By Daniel Goure, Ph.D.
The United States military faces two related crises. First is the tightening of defense budgets, certainly as the U.S. presence in Iraq winds down, but increasingly likely regardless. Second are the growing costs of sustaining the force. Taken together, these twin crises will squeeze the military precisely at a time when it must both reset the force and modernize critical capabilities.
One solution to this problem is to seek ways of reducing the costs associated with sustainment, thereby freeing up resources to be applied to both reset and modernization. Fortunately, the Department of Defense (DoD) has begun to transform its logistics and sustainment activities in ways that promise to improve performance and save money. In particular, DoD is pressing forward, albeit not always as energetically as it might, to make Performance-Based Logistics (PBL) the centerpiece of its strategy for weapons systems support.

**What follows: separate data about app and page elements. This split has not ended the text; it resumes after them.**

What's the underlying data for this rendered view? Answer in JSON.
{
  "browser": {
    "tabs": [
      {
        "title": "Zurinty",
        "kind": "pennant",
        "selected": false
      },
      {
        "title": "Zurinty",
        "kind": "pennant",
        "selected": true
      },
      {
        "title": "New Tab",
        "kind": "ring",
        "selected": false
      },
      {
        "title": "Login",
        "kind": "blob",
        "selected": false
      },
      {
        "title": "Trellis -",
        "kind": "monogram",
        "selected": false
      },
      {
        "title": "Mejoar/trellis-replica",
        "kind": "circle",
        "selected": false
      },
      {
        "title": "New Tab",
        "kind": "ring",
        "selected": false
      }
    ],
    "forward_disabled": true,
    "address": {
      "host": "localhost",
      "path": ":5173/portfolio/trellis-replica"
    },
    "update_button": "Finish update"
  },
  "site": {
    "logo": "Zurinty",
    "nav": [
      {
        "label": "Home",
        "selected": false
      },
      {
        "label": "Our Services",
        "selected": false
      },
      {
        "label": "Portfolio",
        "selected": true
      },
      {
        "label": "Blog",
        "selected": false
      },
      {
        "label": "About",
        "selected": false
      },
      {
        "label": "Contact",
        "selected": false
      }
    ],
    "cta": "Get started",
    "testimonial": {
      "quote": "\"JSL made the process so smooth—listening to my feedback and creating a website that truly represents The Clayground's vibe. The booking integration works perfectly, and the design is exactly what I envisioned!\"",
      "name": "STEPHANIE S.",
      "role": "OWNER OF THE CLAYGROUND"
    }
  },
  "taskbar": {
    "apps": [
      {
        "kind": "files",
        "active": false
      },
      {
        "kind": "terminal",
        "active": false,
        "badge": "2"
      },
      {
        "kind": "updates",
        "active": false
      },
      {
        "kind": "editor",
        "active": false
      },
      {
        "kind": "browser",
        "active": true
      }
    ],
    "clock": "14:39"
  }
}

The goal of PBL is to achieve improvements in logistics processes that both enhance availability to the war-fighter while holding costs steady or, more positively, reducing the costs of sustainment. The idea is to buy performance outcomes and not resources, parts or even man hours of labor. Unlike a traditional fixed price contract, a Performance-Based Agreement (PBA) provides for a specified return to the contract for meeting performance targets.
The contractor is required to provide the necessary resources to achieve the specified level of performance without being able to go back to the government for additional funds. This variation on traditional fixed price contracting shifts greater responsibility and risk to the contractor, but creates larger, more predictable bottom line returns through total life-cycle management and performance-based incentives.

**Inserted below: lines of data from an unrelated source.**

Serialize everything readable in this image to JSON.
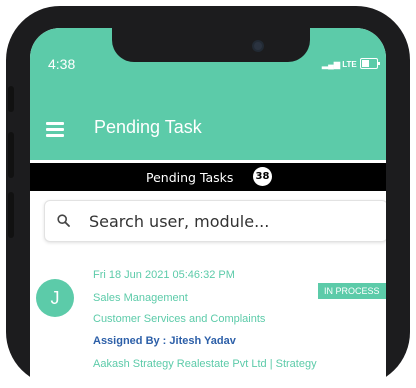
{
  "status_bar": {
    "time": "4:38",
    "network": "LTE",
    "battery_level": 0.5
  },
  "app_bar": {
    "menu_icon": "hamburger-menu-icon",
    "title": "Pending Task"
  },
  "pending_header": {
    "label": "Pending Tasks",
    "count": "38"
  },
  "search": {
    "icon": "search-icon",
    "placeholder": "Search user, module..."
  },
  "tasks": [
    {
      "avatar_initial": "J",
      "datetime": "Fri 18 Jun 2021 05:46:32 PM",
      "module": "Sales Management",
      "subject": "Customer Services and Complaints",
      "assigned_by": "Assigned By : Jitesh Yadav",
      "organization": "Aakash Strategy Realestate Pvt Ltd | Strategy",
      "status": "IN PROCESS"
    }
  ],
  "colors": {
    "accent": "#5ccba9",
    "assigned_text": "#2c5fa8",
    "header_bar": "#000000"
  }
}
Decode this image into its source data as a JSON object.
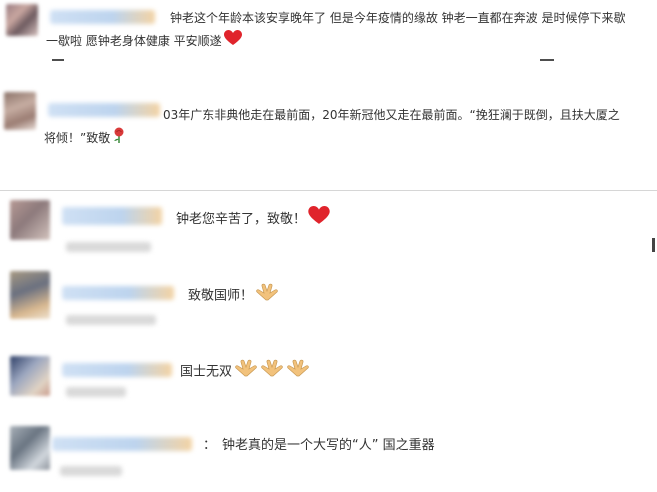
{
  "comments": [
    {
      "line1": "钟老这个年龄本该安享晚年了 但是今年疫情的缘故 钟老一直都在奔波 是时候停下来歇",
      "line2": "一歇啦 愿钟老身体健康 平安顺遂",
      "emoji": [
        "red-heart"
      ]
    },
    {
      "line1": "03年广东非典他走在最前面，20年新冠他又走在最前面。“挽狂澜于既倒，且扶大厦之",
      "line2": "将倾！”致敬",
      "emoji": [
        "rose"
      ]
    },
    {
      "text": "钟老您辛苦了，致敬！",
      "emoji": [
        "red-heart"
      ]
    },
    {
      "text": "致敬国师！",
      "emoji": [
        "folded-hands"
      ]
    },
    {
      "text": "国士无双",
      "emoji": [
        "folded-hands",
        "folded-hands",
        "folded-hands"
      ]
    },
    {
      "prefix": "：",
      "text": "钟老真的是一个大写的“人” 国之重器",
      "emoji": []
    }
  ],
  "colors": {
    "heart": "#e0242c",
    "hands": "#f2c27c",
    "rose": "#d93a3a",
    "divider": "#d6d6d6"
  }
}
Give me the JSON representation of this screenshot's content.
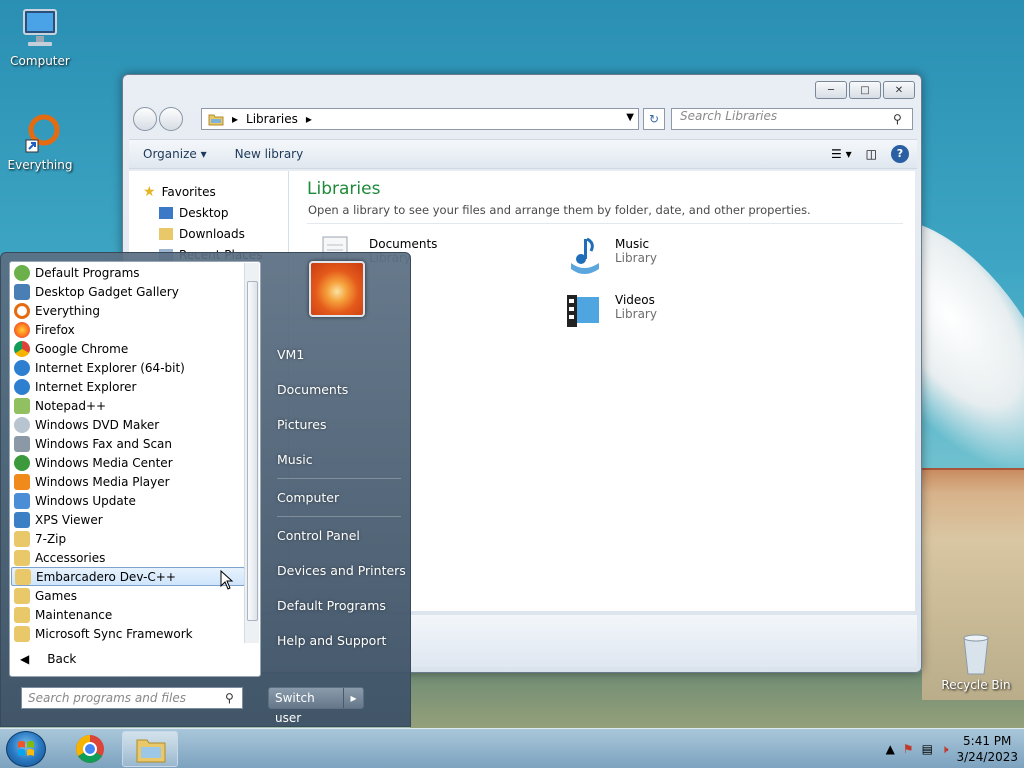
{
  "desktop": {
    "icons": [
      {
        "label": "Computer"
      },
      {
        "label": "Everything"
      },
      {
        "label": "Recycle Bin"
      }
    ]
  },
  "explorer": {
    "address_label": "Libraries",
    "search_placeholder": "Search Libraries",
    "toolbar": {
      "organize": "Organize ▾",
      "new_library": "New library"
    },
    "nav": {
      "favorites": "Favorites",
      "desktop": "Desktop",
      "downloads": "Downloads",
      "recent": "Recent Places"
    },
    "content": {
      "title": "Libraries",
      "subtitle": "Open a library to see your files and arrange them by folder, date, and other properties.",
      "libraries": [
        {
          "name": "Documents",
          "type": "Library"
        },
        {
          "name": "Music",
          "type": "Library"
        },
        {
          "name": "Videos",
          "type": "Library"
        }
      ]
    }
  },
  "start_menu": {
    "programs": [
      "Default Programs",
      "Desktop Gadget Gallery",
      "Everything",
      "Firefox",
      "Google Chrome",
      "Internet Explorer (64-bit)",
      "Internet Explorer",
      "Notepad++",
      "Windows DVD Maker",
      "Windows Fax and Scan",
      "Windows Media Center",
      "Windows Media Player",
      "Windows Update",
      "XPS Viewer",
      "7-Zip",
      "Accessories",
      "Embarcadero Dev-C++",
      "Games",
      "Maintenance",
      "Microsoft Sync Framework"
    ],
    "back": "Back",
    "search_placeholder": "Search programs and files",
    "right_links": [
      "VM1",
      "Documents",
      "Pictures",
      "Music",
      "Computer",
      "Control Panel",
      "Devices and Printers",
      "Default Programs",
      "Help and Support"
    ],
    "switch_user": "Switch user"
  },
  "taskbar": {
    "time": "5:41 PM",
    "date": "3/24/2023"
  }
}
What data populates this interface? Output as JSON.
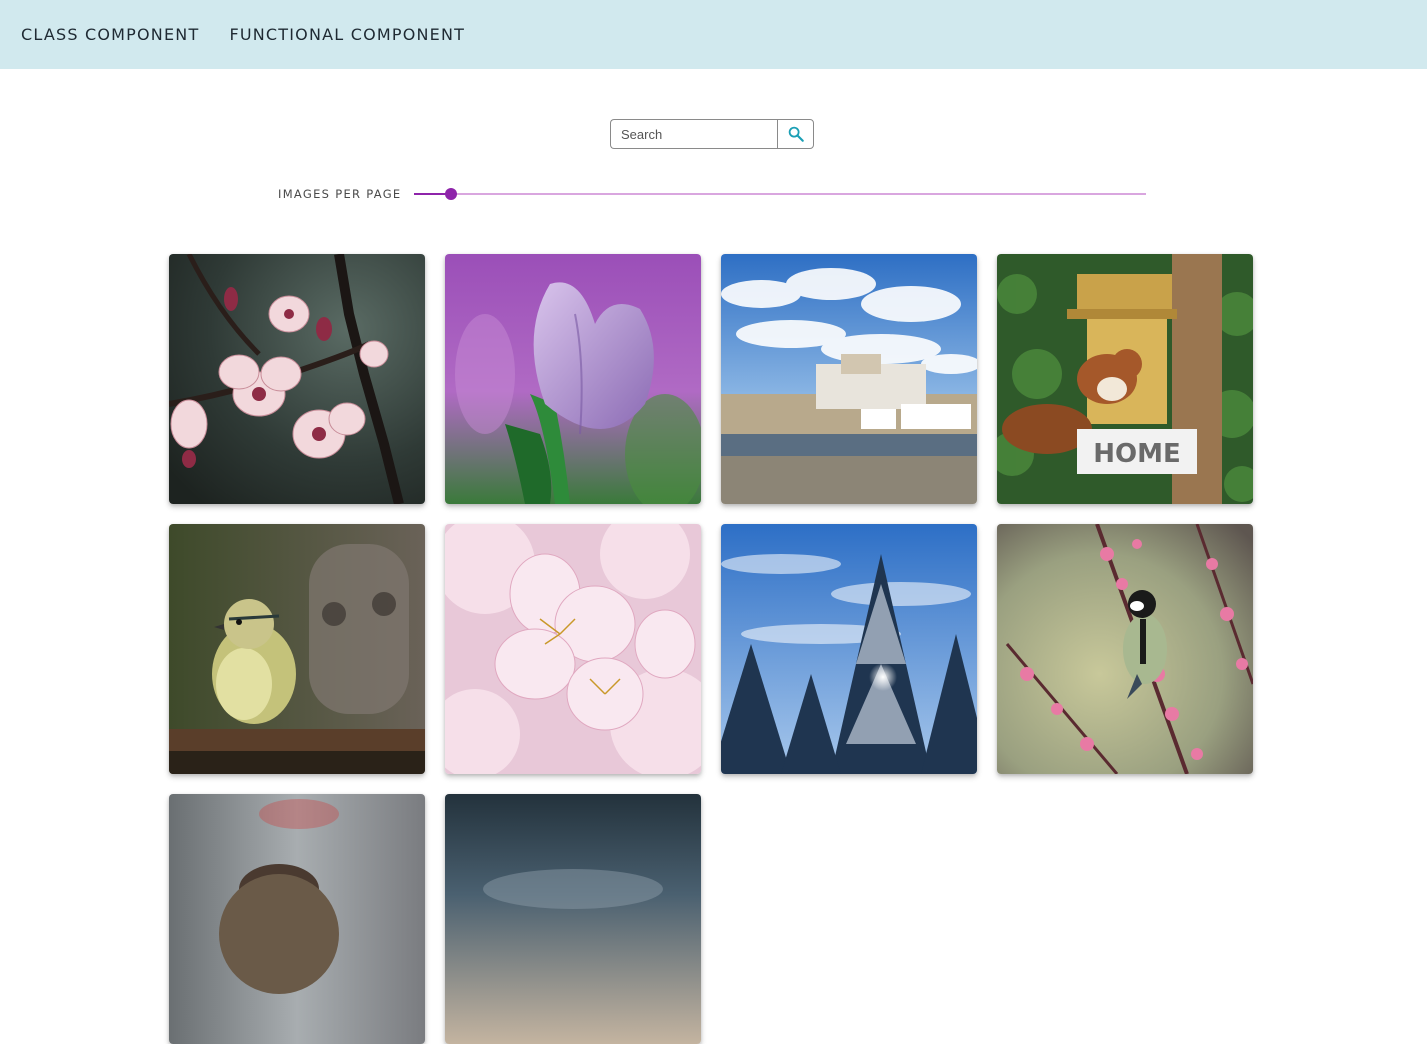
{
  "nav": {
    "class_component": "CLASS COMPONENT",
    "functional_component": "FUNCTIONAL COMPONENT"
  },
  "search": {
    "placeholder": "Search",
    "value": "",
    "button_icon": "search-icon"
  },
  "slider": {
    "label": "IMAGES PER PAGE",
    "fraction": 0.05
  },
  "colors": {
    "topbar": "#d1e9ee",
    "accent": "#8e24aa",
    "search_icon": "#1a9fb5"
  },
  "gallery": {
    "images": [
      {
        "subject": "pink blossom branch"
      },
      {
        "subject": "purple tulip"
      },
      {
        "subject": "coastal castle town"
      },
      {
        "subject": "squirrel on birdhouse"
      },
      {
        "subject": "yellow songbird on branch"
      },
      {
        "subject": "pink cherry blossom closeup"
      },
      {
        "subject": "snowy pine forest"
      },
      {
        "subject": "great tit on blossom branch"
      },
      {
        "subject": "bird portrait"
      },
      {
        "subject": "dusky landscape"
      }
    ]
  }
}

PBL contracts have resulted in multiple benefits including significant cost savings, increased weapons availability, reduced customer wait times, and smaller logistics footprints. By leveraging the knowledge, advanced logistics and technological capabilities of the private sector while protecting and enhancing the skilled labor of the organic industrial base, a unique sustainment capability can be created which simultaneously benefits the war-fighter and controls costs.
According to a recent survey conducted by AIA of 23 Performance-Based Agreements to support various weapons systems, the average annual program cost savings was over $21 million and the average increase in availability was more than 16 percent. Fifteen of the cases examined had cost savings of around $300 million annually.

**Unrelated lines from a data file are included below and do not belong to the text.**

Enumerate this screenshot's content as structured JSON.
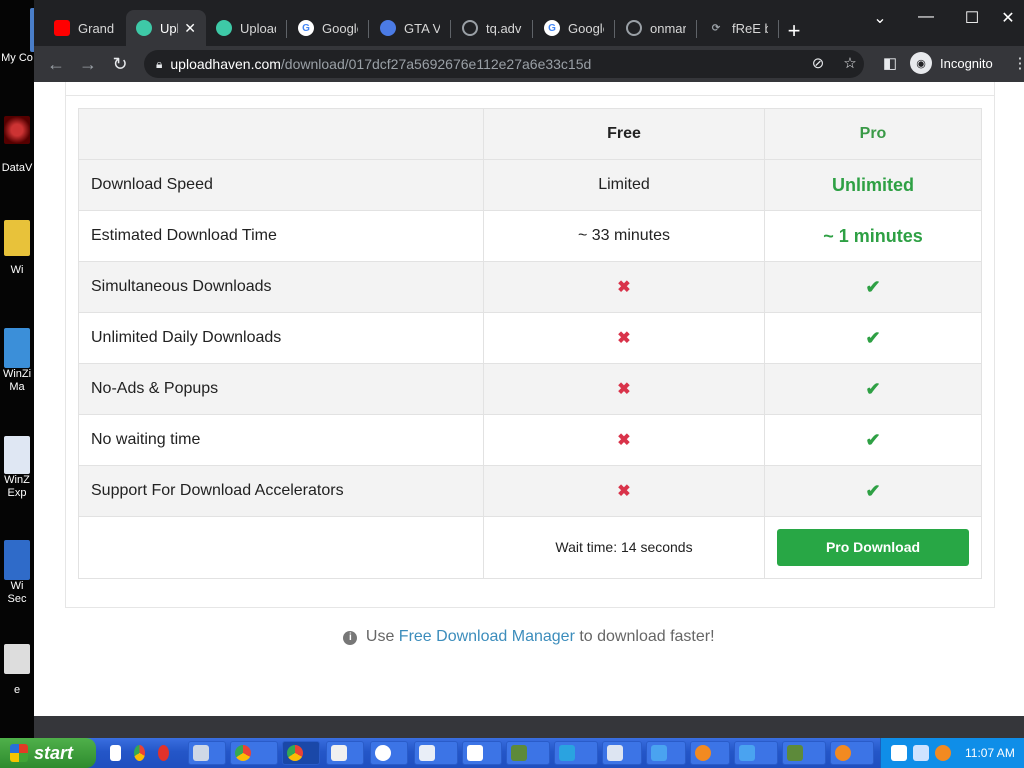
{
  "desktop": {
    "icons": [
      {
        "label": "My Co",
        "top": 0
      },
      {
        "label": "DataV",
        "top": 0
      },
      {
        "label": "Wi",
        "top": 0
      },
      {
        "label": "WinZi",
        "sub": "Ma"
      },
      {
        "label": "WinZ",
        "sub": "Exp"
      },
      {
        "label": "Wi",
        "sub": "Sec"
      },
      {
        "label": "e"
      }
    ]
  },
  "browser": {
    "tabs": [
      {
        "label": "Grand T",
        "icon": "youtube-icon",
        "color": "#ff0000"
      },
      {
        "label": "Upl",
        "icon": "cloud-icon",
        "color": "#3ec9a7",
        "active": true
      },
      {
        "label": "Upload",
        "icon": "cloud-icon",
        "color": "#3ec9a7"
      },
      {
        "label": "Google",
        "icon": "google-icon",
        "color": "#ffffff"
      },
      {
        "label": "GTA V R",
        "icon": "cloud-icon",
        "color": "#4b7be5"
      },
      {
        "label": "tq.adve",
        "icon": "globe-icon",
        "color": "#9aa0a6"
      },
      {
        "label": "Google",
        "icon": "google-icon",
        "color": "#ffffff"
      },
      {
        "label": "onmars",
        "icon": "globe-icon",
        "color": "#9aa0a6"
      },
      {
        "label": "fReE bC",
        "icon": "link-icon",
        "color": "#9aa0a6"
      }
    ],
    "new_tab": "+",
    "url": {
      "host": "uploadhaven.com",
      "path": "/download/017dcf27a5692676e112e27a6e33c15d"
    },
    "incognito_label": "Incognito"
  },
  "table": {
    "headers": {
      "feature": "",
      "free": "Free",
      "pro": "Pro"
    },
    "rows": [
      {
        "feature": "Download Speed",
        "free": "Limited",
        "pro": "Unlimited",
        "kind": "text"
      },
      {
        "feature": "Estimated Download Time",
        "free": "~ 33 minutes",
        "pro": "~ 1 minutes",
        "kind": "text"
      },
      {
        "feature": "Simultaneous Downloads",
        "free": "✖",
        "pro": "✔",
        "kind": "mark"
      },
      {
        "feature": "Unlimited Daily Downloads",
        "free": "✖",
        "pro": "✔",
        "kind": "mark"
      },
      {
        "feature": "No-Ads & Popups",
        "free": "✖",
        "pro": "✔",
        "kind": "mark"
      },
      {
        "feature": "No waiting time",
        "free": "✖",
        "pro": "✔",
        "kind": "mark"
      },
      {
        "feature": "Support For Download Accelerators",
        "free": "✖",
        "pro": "✔",
        "kind": "mark"
      }
    ],
    "wait_text": "Wait time: 14 seconds",
    "pro_button": "Pro Download"
  },
  "hint": {
    "prefix": "Use",
    "link": "Free Download Manager",
    "suffix": "to download faster!"
  },
  "taskbar": {
    "start_label": "start",
    "clock": "11:07 AM"
  }
}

DoD should consider expanding the scope of its PBL program. The Secretary of Defense should require program managers to pursue PBAs wherever it can be shown that it will enhance performance and/or save money. PBLs should be implemented early in the acquisition cycle. Improvements need to be made to the methodologies employed by the government to assess the utility of PBAs.